resident outside the capitol building and asking her. She directed us to
one place she knew of, and then told us of another place but wasn’t
exactly sure of where it was. You’d think these people would know where
all the cheese shops are! Surprisingly, not everyone is all about the
While in Wisconsin, we also learned that their state animal is the
badger. They seem to love the badger, as they have little statues of
them all over the capitol building above the doorways, and there’s even
one sitting on the head of the gold lady that sits atop of the capitol
dome. I was personally surprised that she was sporting a badger and not
a cheese hat. The lost marketing opportunity there is just appalling.
Once again, these Wisconsin folks are supposedly known for their cheese,
but they’re just not following through. Of course we did end up buying
some. A nice $5 cheddar, I believe. Though, we really did want that $27
block of rare gruyere- we just couldn’t justify it. The cheddar is good,
of course, it’s just that we’re really looking forward to Tillamook
cheese again. Only three weeks from home now, and we are homesick for a
lot of things.
The next day, our plan was to visit Chicago. Unfortunately, a huge storm
came in, and our big plans got soaked. The idea was to walk around
downtown, see the views from the John Hancock Building and Sears Tower,
visit the pier, have some Chicago Pizza. We did some walking around, but
the humidity and the rain made it kind of miserable. The buildings were
surrounded by fog, making it pretty pointless to pay for the views on
the observation decks.
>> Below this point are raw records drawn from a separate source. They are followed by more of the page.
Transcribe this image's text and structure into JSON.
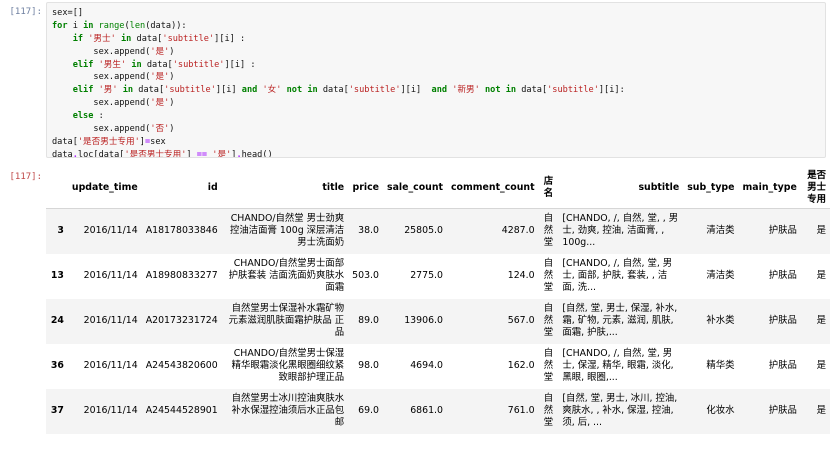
{
  "code_cell": {
    "prompt": "[117]:",
    "lines": [
      [
        {
          "t": "sex=[]"
        }
      ],
      [
        {
          "t": "for",
          "c": "kw"
        },
        {
          "t": " i "
        },
        {
          "t": "in",
          "c": "kw"
        },
        {
          "t": " "
        },
        {
          "t": "range",
          "c": "bi"
        },
        {
          "t": "("
        },
        {
          "t": "len",
          "c": "bi"
        },
        {
          "t": "(data)):"
        }
      ],
      [
        {
          "t": "    "
        },
        {
          "t": "if",
          "c": "kw"
        },
        {
          "t": " "
        },
        {
          "t": "'男士'",
          "c": "str"
        },
        {
          "t": " "
        },
        {
          "t": "in",
          "c": "kw"
        },
        {
          "t": " data["
        },
        {
          "t": "'subtitle'",
          "c": "str"
        },
        {
          "t": "][i] :"
        }
      ],
      [
        {
          "t": "        sex.append("
        },
        {
          "t": "'是'",
          "c": "str"
        },
        {
          "t": ")"
        }
      ],
      [
        {
          "t": "    "
        },
        {
          "t": "elif",
          "c": "kw"
        },
        {
          "t": " "
        },
        {
          "t": "'男生'",
          "c": "str"
        },
        {
          "t": " "
        },
        {
          "t": "in",
          "c": "kw"
        },
        {
          "t": " data["
        },
        {
          "t": "'subtitle'",
          "c": "str"
        },
        {
          "t": "][i] :"
        }
      ],
      [
        {
          "t": "        sex.append("
        },
        {
          "t": "'是'",
          "c": "str"
        },
        {
          "t": ")"
        }
      ],
      [
        {
          "t": "    "
        },
        {
          "t": "elif",
          "c": "kw"
        },
        {
          "t": " "
        },
        {
          "t": "'男'",
          "c": "str"
        },
        {
          "t": " "
        },
        {
          "t": "in",
          "c": "kw"
        },
        {
          "t": " data["
        },
        {
          "t": "'subtitle'",
          "c": "str"
        },
        {
          "t": "][i] "
        },
        {
          "t": "and",
          "c": "kw"
        },
        {
          "t": " "
        },
        {
          "t": "'女'",
          "c": "str"
        },
        {
          "t": " "
        },
        {
          "t": "not",
          "c": "kw"
        },
        {
          "t": " "
        },
        {
          "t": "in",
          "c": "kw"
        },
        {
          "t": " data["
        },
        {
          "t": "'subtitle'",
          "c": "str"
        },
        {
          "t": "][i]  "
        },
        {
          "t": "and",
          "c": "kw"
        },
        {
          "t": " "
        },
        {
          "t": "'新男'",
          "c": "str"
        },
        {
          "t": " "
        },
        {
          "t": "not",
          "c": "kw"
        },
        {
          "t": " "
        },
        {
          "t": "in",
          "c": "kw"
        },
        {
          "t": " data["
        },
        {
          "t": "'subtitle'",
          "c": "str"
        },
        {
          "t": "][i]:"
        }
      ],
      [
        {
          "t": "        sex.append("
        },
        {
          "t": "'是'",
          "c": "str"
        },
        {
          "t": ")"
        }
      ],
      [
        {
          "t": "    "
        },
        {
          "t": "else",
          "c": "kw"
        },
        {
          "t": " :"
        }
      ],
      [
        {
          "t": "        sex.append("
        },
        {
          "t": "'否'",
          "c": "str"
        },
        {
          "t": ")"
        }
      ],
      [
        {
          "t": "data["
        },
        {
          "t": "'是否男士专用'",
          "c": "str"
        },
        {
          "t": "]"
        },
        {
          "t": "=",
          "c": "op"
        },
        {
          "t": "sex"
        }
      ],
      [
        {
          "t": "data"
        },
        {
          "t": ".",
          "c": "op"
        },
        {
          "t": "loc[data["
        },
        {
          "t": "'是否男士专用'",
          "c": "str"
        },
        {
          "t": "] "
        },
        {
          "t": "==",
          "c": "op"
        },
        {
          "t": " "
        },
        {
          "t": "'是'",
          "c": "str"
        },
        {
          "t": "]"
        },
        {
          "t": ".",
          "c": "op"
        },
        {
          "t": "head()"
        }
      ]
    ]
  },
  "output_cell": {
    "prompt": "[117]:",
    "columns": [
      "update_time",
      "id",
      "title",
      "price",
      "sale_count",
      "comment_count",
      "店名",
      "subtitle",
      "sub_type",
      "main_type",
      "是否男士专用"
    ],
    "rows": [
      {
        "index": "3",
        "update_time": "2016/11/14",
        "id": "A18178033846",
        "title": "CHANDO/自然堂 男士劲爽控油洁面膏 100g 深层清洁 男士洗面奶",
        "price": "38.0",
        "sale_count": "25805.0",
        "comment_count": "4287.0",
        "shop": "自然堂",
        "subtitle": "[CHANDO, /, 自然, 堂, , 男士, 劲爽, 控油, 洁面膏, , 100g...",
        "sub_type": "清洁类",
        "main_type": "护肤品",
        "male": "是"
      },
      {
        "index": "13",
        "update_time": "2016/11/14",
        "id": "A18980833277",
        "title": "CHANDO/自然堂男士面部护肤套装 洁面洗面奶爽肤水面霜",
        "price": "503.0",
        "sale_count": "2775.0",
        "comment_count": "124.0",
        "shop": "自然堂",
        "subtitle": "[CHANDO, /, 自然, 堂, 男士, 面部, 护肤, 套装, , 洁面, 洗...",
        "sub_type": "清洁类",
        "main_type": "护肤品",
        "male": "是"
      },
      {
        "index": "24",
        "update_time": "2016/11/14",
        "id": "A20173231724",
        "title": "自然堂男士保湿补水霜矿物元素滋润肌肤面霜护肤品 正品",
        "price": "89.0",
        "sale_count": "13906.0",
        "comment_count": "567.0",
        "shop": "自然堂",
        "subtitle": "[自然, 堂, 男士, 保湿, 补水, 霜, 矿物, 元素, 滋润, 肌肤, 面霜, 护肤,...",
        "sub_type": "补水类",
        "main_type": "护肤品",
        "male": "是"
      },
      {
        "index": "36",
        "update_time": "2016/11/14",
        "id": "A24543820600",
        "title": "CHANDO/自然堂男士保湿精华眼霜淡化黑眼圈细纹紧致眼部护理正品",
        "price": "98.0",
        "sale_count": "4694.0",
        "comment_count": "162.0",
        "shop": "自然堂",
        "subtitle": "[CHANDO, /, 自然, 堂, 男士, 保湿, 精华, 眼霜, 淡化, 黑眼, 眼圈,...",
        "sub_type": "精华类",
        "main_type": "护肤品",
        "male": "是"
      },
      {
        "index": "37",
        "update_time": "2016/11/14",
        "id": "A24544528901",
        "title": "自然堂男士冰川控油爽肤水 补水保湿控油须后水正品包邮",
        "price": "69.0",
        "sale_count": "6861.0",
        "comment_count": "761.0",
        "shop": "自然堂",
        "subtitle": "[自然, 堂, 男士, 冰川, 控油, 爽肤水, , 补水, 保湿, 控油, 须, 后, ...",
        "sub_type": "化妆水",
        "main_type": "护肤品",
        "male": "是"
      }
    ]
  }
}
Of course, we had pizza- really, really good
pizza- good even on a rainy day.
The next day, back at camp, we packed up. Travis waded through ankle
deep water to unplug, crank up trailer jacks, and hitch us up, while
Marley and I did our best to clean up muddy paws before we got in the
When we got to our Iowa spot, our spirits lifted. Our campsite here has
neither mud, nor water. Although the thunderstorms still continue at
night, the sun is bright during the day, the humidity is much lower and
there are not nearly as many mosquitoes around. We’re happy. As is
usually the case with bad situations, our last site had just served to
remind us how good we normally have it.
Here in Iowa, there’s not a lot to do. The towns are really small, it’s
flat, there’s lots of corn…just about what you’d expect. The most
exciting place we saw this stop was Strawberry Point, IA- the birthplace
of Travis’ grandfather on his dad’s side. It’s a very cute little town,
whose claim to fame is that it is home to the world’s largest
strawberry. It is 1430 pounds of red and yellow fiberglass, sitting atop
a pole outside the Strawberry Point police station. The location, and
the pole itself, are also famous for another reason. In 1930, William
Penfield set a record for pole sitting there, by continuously sitting in
a specially made chair atop the pole from July 23 to September 12-
that’s 51 days and 20 hours! Hopefully it was a mild weather year.
We did have one more stop in Iowa: Cedar Rapids. Unfortunately, the city
has been devastated by the recent floods, and in driving through we saw
mainly vacant building and houses, in the process of being gutted and
dried out. The flooding has subsided, and we’re hoping these folks are
able to get back on their feet again soon.
So, it’s been another unique experience for us on this long trip. We’re
always up for new things, but we’re hoping for some dryer weather soon-
or at least a chance to sleep through the night. We’re really excited
for Oregon’s mild climate!